BEGIN Data records
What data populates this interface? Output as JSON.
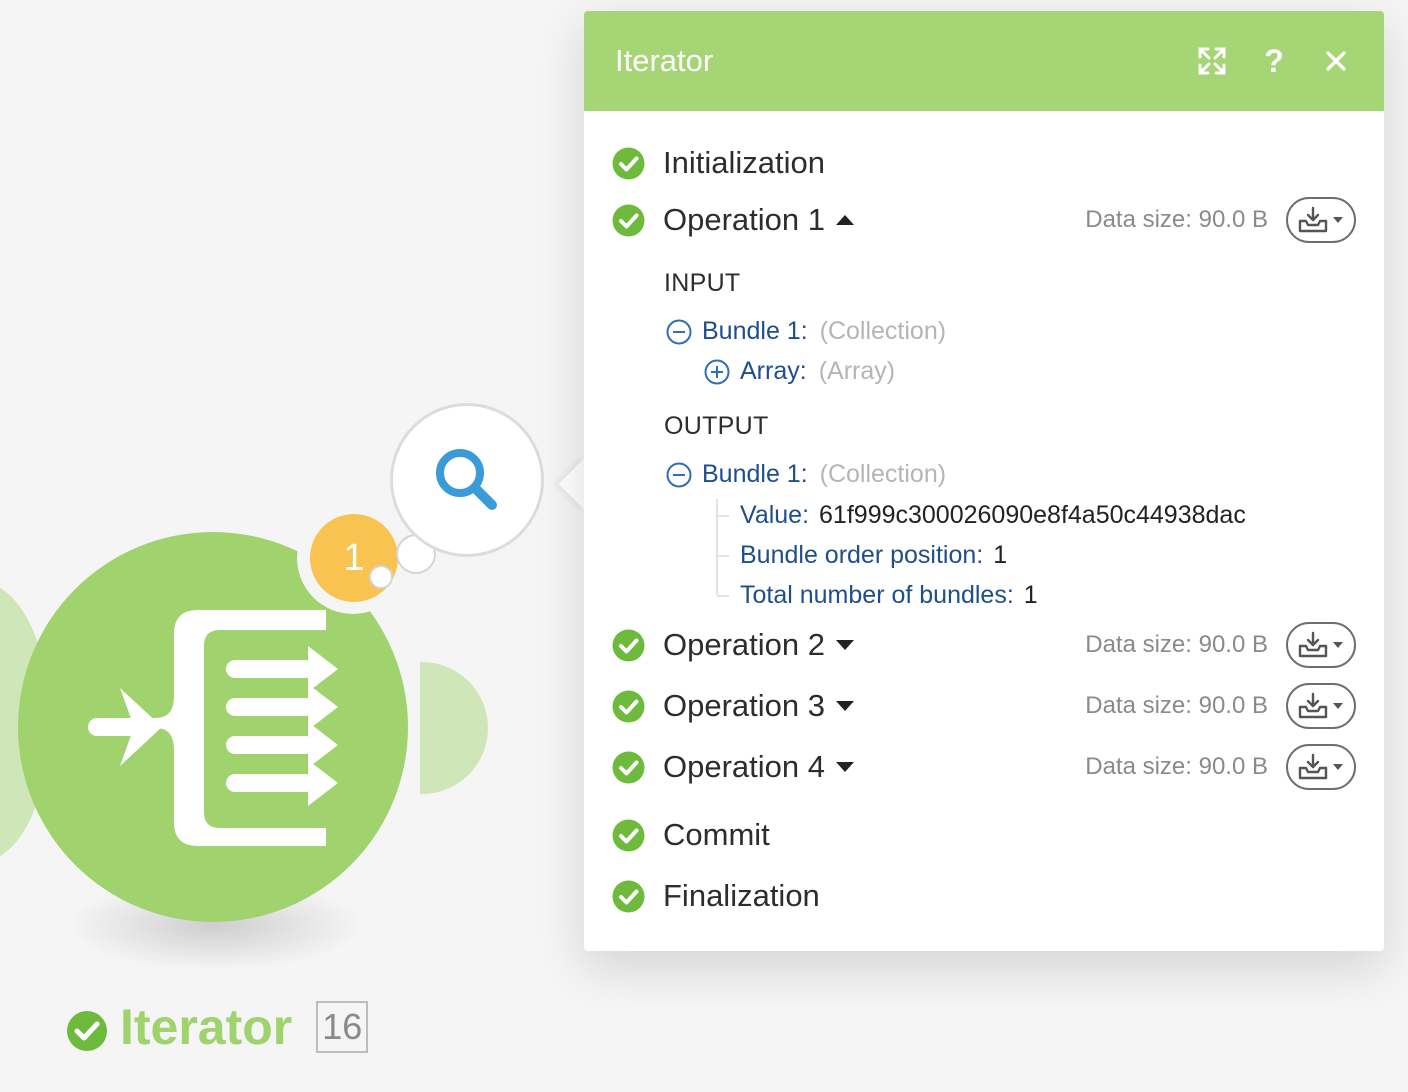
{
  "module": {
    "name": "Iterator",
    "operations_badge": "1",
    "count_badge": "16",
    "color": "#a0d26e"
  },
  "panel": {
    "title": "Iterator",
    "header_color": "#a5d574",
    "header_icons": [
      "expand-icon",
      "help-icon",
      "close-icon"
    ],
    "help_label": "?",
    "rows": {
      "initialization": "Initialization",
      "op1": {
        "label": "Operation 1",
        "data_size": "Data size: 90.0 B",
        "expanded": true
      },
      "op2": {
        "label": "Operation 2",
        "data_size": "Data size: 90.0 B",
        "expanded": false
      },
      "op3": {
        "label": "Operation 3",
        "data_size": "Data size: 90.0 B",
        "expanded": false
      },
      "op4": {
        "label": "Operation 4",
        "data_size": "Data size: 90.0 B",
        "expanded": false
      },
      "commit": "Commit",
      "finalization": "Finalization"
    },
    "input": {
      "heading": "INPUT",
      "bundle_key": "Bundle 1:",
      "bundle_type": "(Collection)",
      "array_key": "Array:",
      "array_type": "(Array)"
    },
    "output": {
      "heading": "OUTPUT",
      "bundle_key": "Bundle 1:",
      "bundle_type": "(Collection)",
      "value_key": "Value:",
      "value": "61f999c300026090e8f4a50c44938dac",
      "position_key": "Bundle order position:",
      "position": "1",
      "total_key": "Total number of bundles:",
      "total": "1"
    },
    "status_color": "#6dba3c"
  }
}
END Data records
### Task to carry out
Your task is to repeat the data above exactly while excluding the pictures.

### Written response
What data populates this interface? Output as JSON.
{
  "module": {
    "name": "Iterator",
    "operations_badge": "1",
    "count_badge": "16",
    "color": "#a0d26e"
  },
  "panel": {
    "title": "Iterator",
    "header_color": "#a5d574",
    "header_icons": [
      "expand-icon",
      "help-icon",
      "close-icon"
    ],
    "help_label": "?",
    "rows": {
      "initialization": "Initialization",
      "op1": {
        "label": "Operation 1",
        "data_size": "Data size: 90.0 B",
        "expanded": true
      },
      "op2": {
        "label": "Operation 2",
        "data_size": "Data size: 90.0 B",
        "expanded": false
      },
      "op3": {
        "label": "Operation 3",
        "data_size": "Data size: 90.0 B",
        "expanded": false
      },
      "op4": {
        "label": "Operation 4",
        "data_size": "Data size: 90.0 B",
        "expanded": false
      },
      "commit": "Commit",
      "finalization": "Finalization"
    },
    "input": {
      "heading": "INPUT",
      "bundle_key": "Bundle 1:",
      "bundle_type": "(Collection)",
      "array_key": "Array:",
      "array_type": "(Array)"
    },
    "output": {
      "heading": "OUTPUT",
      "bundle_key": "Bundle 1:",
      "bundle_type": "(Collection)",
      "value_key": "Value:",
      "value": "61f999c300026090e8f4a50c44938dac",
      "position_key": "Bundle order position:",
      "position": "1",
      "total_key": "Total number of bundles:",
      "total": "1"
    },
    "status_color": "#6dba3c"
  }
}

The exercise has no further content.